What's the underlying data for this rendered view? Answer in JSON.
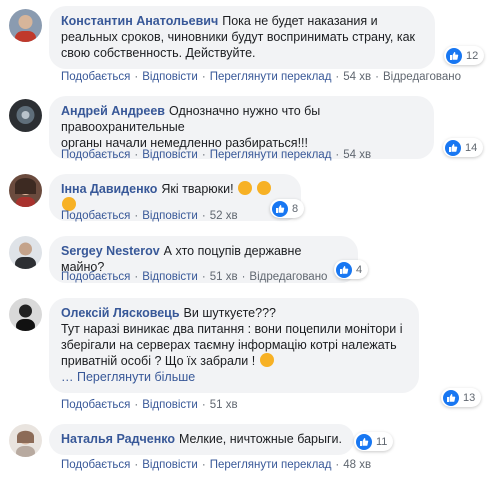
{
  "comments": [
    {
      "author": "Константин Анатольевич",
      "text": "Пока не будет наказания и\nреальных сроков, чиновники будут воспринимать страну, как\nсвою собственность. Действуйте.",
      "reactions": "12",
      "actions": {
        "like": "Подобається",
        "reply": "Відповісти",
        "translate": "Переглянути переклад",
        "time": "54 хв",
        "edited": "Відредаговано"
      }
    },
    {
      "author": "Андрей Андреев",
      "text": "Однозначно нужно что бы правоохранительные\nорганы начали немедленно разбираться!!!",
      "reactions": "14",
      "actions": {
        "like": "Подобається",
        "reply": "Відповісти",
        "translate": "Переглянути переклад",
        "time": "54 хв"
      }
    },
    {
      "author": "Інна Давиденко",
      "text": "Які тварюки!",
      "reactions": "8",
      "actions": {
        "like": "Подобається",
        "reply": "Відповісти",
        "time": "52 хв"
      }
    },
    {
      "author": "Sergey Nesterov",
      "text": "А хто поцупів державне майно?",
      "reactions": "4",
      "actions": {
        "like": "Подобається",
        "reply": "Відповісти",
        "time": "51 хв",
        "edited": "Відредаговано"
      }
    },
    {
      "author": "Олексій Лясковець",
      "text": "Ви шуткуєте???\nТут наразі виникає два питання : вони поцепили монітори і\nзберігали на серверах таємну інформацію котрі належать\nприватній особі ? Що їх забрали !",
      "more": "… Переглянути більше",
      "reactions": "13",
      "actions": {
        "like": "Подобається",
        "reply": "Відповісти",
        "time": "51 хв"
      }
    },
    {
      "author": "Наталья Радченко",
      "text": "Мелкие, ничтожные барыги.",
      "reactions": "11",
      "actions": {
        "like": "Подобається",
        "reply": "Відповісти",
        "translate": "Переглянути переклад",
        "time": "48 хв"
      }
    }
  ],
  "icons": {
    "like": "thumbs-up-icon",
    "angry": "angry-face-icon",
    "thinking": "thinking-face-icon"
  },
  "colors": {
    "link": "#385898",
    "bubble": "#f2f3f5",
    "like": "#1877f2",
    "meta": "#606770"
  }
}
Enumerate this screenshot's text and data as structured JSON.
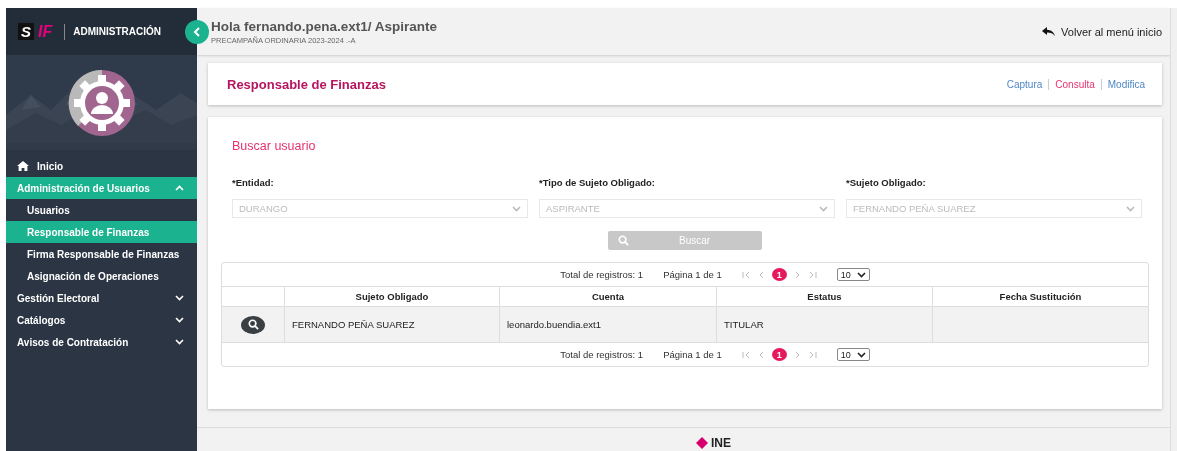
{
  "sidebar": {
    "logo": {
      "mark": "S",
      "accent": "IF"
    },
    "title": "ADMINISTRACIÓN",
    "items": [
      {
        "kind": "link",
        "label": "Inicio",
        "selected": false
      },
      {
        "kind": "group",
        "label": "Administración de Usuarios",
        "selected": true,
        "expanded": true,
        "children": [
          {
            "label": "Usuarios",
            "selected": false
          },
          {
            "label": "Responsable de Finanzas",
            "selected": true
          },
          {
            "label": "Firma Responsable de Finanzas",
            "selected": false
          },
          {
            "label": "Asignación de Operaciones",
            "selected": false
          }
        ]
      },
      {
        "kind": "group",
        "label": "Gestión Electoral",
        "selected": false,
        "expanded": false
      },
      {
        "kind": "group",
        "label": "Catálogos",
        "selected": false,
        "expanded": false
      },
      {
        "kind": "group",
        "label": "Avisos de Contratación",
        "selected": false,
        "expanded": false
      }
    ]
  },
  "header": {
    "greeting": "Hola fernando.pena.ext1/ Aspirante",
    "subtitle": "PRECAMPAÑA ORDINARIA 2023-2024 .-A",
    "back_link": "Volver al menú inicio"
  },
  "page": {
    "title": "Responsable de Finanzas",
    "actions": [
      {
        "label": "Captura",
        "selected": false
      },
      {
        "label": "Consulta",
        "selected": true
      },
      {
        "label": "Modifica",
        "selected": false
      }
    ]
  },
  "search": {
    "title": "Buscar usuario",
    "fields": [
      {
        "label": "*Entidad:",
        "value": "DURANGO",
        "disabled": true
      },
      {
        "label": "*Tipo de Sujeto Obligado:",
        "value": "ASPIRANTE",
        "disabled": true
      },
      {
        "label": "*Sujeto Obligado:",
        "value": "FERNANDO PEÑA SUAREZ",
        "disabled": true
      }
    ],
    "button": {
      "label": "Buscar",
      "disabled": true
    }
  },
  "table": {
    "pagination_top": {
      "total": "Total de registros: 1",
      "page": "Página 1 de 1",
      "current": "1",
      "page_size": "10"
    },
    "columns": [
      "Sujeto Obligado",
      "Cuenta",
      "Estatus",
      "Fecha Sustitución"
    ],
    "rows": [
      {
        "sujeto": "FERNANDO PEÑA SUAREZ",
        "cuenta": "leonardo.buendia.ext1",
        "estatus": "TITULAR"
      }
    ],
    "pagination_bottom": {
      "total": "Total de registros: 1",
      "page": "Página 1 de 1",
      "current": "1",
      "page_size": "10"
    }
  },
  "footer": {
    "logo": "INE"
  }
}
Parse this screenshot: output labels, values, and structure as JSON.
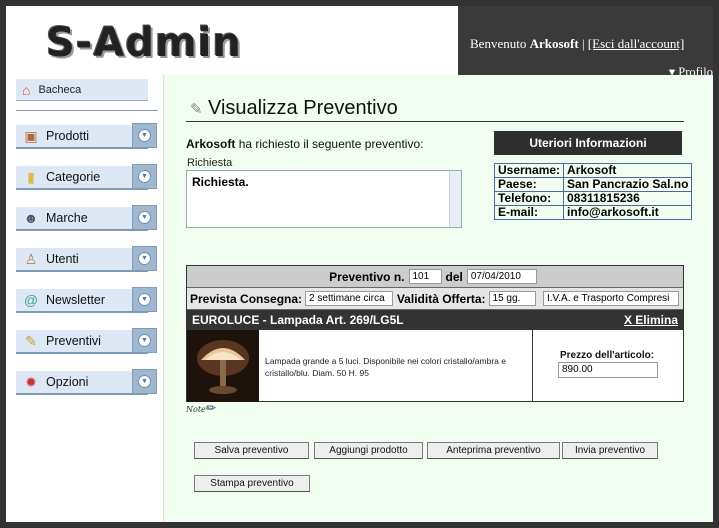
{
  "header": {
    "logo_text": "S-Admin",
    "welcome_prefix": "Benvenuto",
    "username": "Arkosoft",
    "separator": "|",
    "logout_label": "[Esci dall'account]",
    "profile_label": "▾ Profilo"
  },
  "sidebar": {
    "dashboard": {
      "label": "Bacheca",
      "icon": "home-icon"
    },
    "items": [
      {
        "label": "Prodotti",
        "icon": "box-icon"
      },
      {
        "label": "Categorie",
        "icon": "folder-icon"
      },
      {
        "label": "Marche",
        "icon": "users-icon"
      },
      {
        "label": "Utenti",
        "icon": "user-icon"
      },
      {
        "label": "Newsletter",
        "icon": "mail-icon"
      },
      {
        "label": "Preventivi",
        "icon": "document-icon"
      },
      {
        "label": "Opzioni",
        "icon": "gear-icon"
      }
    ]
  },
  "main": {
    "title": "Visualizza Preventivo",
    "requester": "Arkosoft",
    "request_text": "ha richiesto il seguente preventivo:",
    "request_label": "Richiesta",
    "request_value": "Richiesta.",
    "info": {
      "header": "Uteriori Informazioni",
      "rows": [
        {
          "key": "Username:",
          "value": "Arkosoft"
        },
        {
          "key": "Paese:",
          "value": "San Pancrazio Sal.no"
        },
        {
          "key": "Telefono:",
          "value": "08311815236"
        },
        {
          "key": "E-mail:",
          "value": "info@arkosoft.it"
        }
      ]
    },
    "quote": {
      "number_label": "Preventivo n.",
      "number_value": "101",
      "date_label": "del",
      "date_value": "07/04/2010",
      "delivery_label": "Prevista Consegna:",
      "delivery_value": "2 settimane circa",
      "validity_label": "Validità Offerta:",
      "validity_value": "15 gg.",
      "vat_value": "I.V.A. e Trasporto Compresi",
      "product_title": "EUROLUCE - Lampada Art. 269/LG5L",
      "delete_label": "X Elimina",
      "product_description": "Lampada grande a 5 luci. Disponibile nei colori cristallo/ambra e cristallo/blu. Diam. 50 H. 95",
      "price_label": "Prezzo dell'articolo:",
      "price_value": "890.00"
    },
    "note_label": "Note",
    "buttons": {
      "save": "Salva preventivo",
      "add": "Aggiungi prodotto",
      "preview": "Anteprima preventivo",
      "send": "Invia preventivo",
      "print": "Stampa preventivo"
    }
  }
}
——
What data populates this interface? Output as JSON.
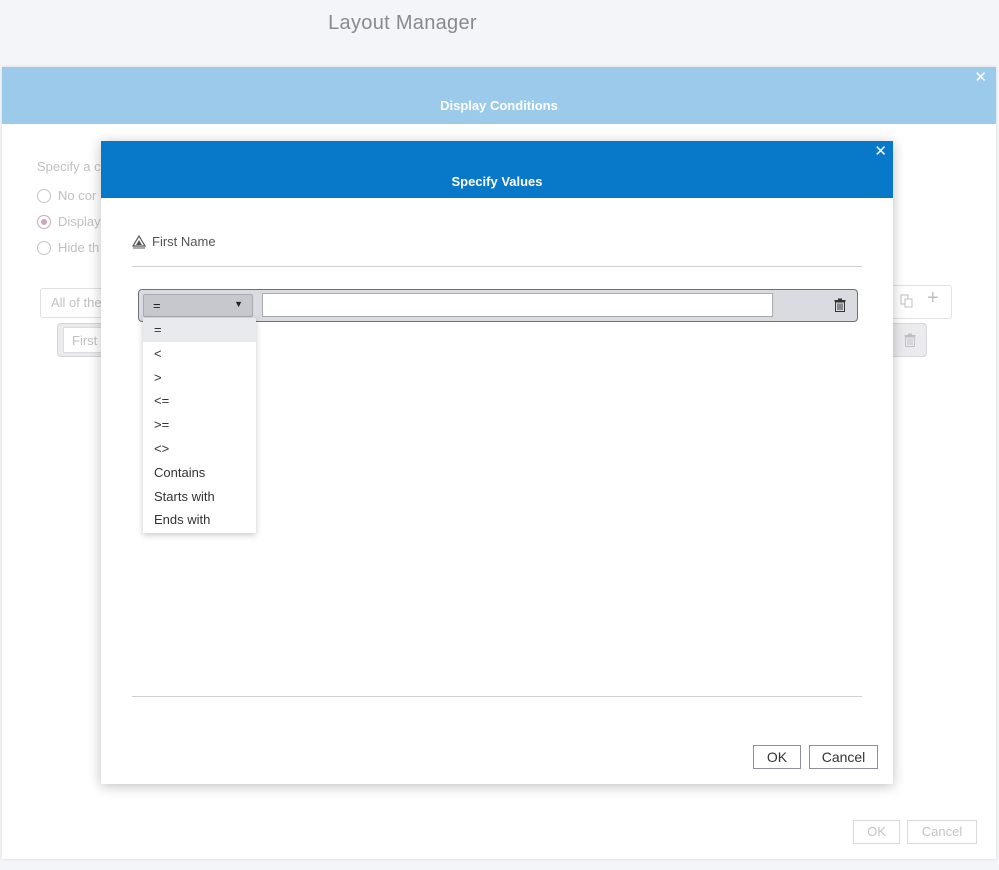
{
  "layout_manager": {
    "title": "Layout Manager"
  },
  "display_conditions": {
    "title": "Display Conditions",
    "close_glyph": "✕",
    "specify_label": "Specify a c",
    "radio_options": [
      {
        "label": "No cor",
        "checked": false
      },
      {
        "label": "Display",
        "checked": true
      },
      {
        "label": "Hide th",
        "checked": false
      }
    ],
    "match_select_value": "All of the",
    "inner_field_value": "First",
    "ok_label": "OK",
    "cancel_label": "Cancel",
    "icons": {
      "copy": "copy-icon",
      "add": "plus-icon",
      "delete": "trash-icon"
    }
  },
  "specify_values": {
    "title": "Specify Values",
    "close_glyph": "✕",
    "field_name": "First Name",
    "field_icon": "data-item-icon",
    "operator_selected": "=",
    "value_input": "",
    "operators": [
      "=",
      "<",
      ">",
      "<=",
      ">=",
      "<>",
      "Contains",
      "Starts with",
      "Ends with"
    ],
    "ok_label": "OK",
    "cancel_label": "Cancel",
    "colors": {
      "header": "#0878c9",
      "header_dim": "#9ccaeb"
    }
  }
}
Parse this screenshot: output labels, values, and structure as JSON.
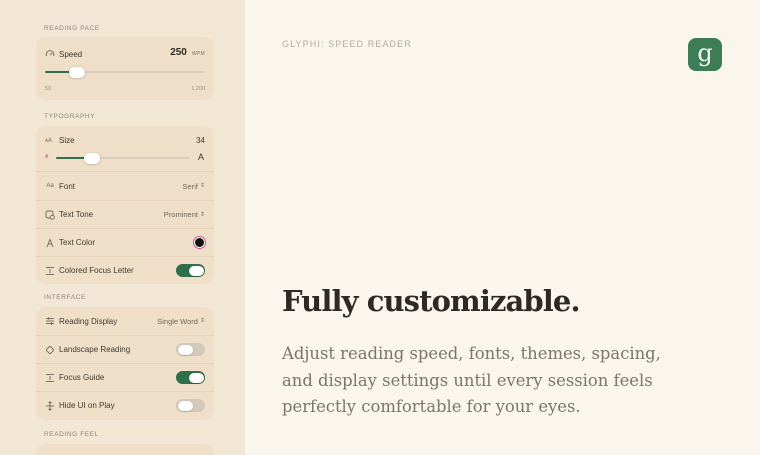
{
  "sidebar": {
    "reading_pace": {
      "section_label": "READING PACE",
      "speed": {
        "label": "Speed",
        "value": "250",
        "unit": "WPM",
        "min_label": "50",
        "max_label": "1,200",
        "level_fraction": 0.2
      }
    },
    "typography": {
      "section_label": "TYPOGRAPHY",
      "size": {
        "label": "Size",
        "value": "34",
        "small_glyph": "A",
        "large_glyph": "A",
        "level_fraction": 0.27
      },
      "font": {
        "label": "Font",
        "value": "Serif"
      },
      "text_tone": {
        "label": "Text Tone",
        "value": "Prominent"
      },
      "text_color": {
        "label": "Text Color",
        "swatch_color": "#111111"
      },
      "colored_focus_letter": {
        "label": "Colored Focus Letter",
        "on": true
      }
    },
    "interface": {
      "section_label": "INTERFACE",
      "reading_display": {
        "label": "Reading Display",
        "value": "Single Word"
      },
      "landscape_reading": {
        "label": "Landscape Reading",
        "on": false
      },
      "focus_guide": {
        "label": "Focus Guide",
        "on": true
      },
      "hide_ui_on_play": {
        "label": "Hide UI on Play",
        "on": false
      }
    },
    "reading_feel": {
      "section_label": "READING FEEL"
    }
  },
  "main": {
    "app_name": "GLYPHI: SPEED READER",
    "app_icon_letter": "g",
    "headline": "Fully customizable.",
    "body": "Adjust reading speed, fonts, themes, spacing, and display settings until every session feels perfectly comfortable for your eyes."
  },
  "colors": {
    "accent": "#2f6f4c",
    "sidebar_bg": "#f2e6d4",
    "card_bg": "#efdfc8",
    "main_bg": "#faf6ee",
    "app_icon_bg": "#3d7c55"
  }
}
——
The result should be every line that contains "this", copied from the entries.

What's the underlying data for this rendered view? Answer in JSON.
Enumerate this screenshot's text and data as structured JSON.
Parse this screenshot: output labels, values, and structure as JSON.
What data populates this interface? Output as JSON.
Parse this screenshot: output labels, values, and structure as JSON.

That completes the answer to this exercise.